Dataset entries
==================================================

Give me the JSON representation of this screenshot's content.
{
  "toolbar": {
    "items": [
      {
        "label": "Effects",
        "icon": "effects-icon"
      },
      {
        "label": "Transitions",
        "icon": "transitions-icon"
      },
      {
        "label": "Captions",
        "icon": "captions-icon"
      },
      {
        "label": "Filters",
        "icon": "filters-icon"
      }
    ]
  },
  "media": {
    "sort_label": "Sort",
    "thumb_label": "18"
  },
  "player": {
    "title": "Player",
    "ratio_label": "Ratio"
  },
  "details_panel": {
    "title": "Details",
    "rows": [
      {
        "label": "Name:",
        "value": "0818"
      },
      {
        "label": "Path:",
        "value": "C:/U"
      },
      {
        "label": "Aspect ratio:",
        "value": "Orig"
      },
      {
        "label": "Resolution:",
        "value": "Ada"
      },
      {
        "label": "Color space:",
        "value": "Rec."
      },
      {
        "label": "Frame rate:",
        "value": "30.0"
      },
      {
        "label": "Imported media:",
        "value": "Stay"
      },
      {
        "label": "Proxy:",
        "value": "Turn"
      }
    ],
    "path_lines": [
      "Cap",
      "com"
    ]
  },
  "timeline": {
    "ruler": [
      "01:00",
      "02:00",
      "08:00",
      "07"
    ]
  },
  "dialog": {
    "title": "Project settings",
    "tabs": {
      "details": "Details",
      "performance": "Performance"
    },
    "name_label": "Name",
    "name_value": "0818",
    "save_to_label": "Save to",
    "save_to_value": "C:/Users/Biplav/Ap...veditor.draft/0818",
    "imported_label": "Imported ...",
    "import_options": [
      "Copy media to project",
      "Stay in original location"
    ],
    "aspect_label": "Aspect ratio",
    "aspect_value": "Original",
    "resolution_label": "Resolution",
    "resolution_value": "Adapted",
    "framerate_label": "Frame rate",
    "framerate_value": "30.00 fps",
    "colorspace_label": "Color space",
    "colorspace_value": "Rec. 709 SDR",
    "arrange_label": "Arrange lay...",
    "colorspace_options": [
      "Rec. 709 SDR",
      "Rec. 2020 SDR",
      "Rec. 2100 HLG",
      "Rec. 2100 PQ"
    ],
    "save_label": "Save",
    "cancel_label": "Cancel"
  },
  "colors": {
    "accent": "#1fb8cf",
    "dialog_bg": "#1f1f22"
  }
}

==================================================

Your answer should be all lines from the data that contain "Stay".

Completed task:
        "value": "Stay"
      "Stay in original location"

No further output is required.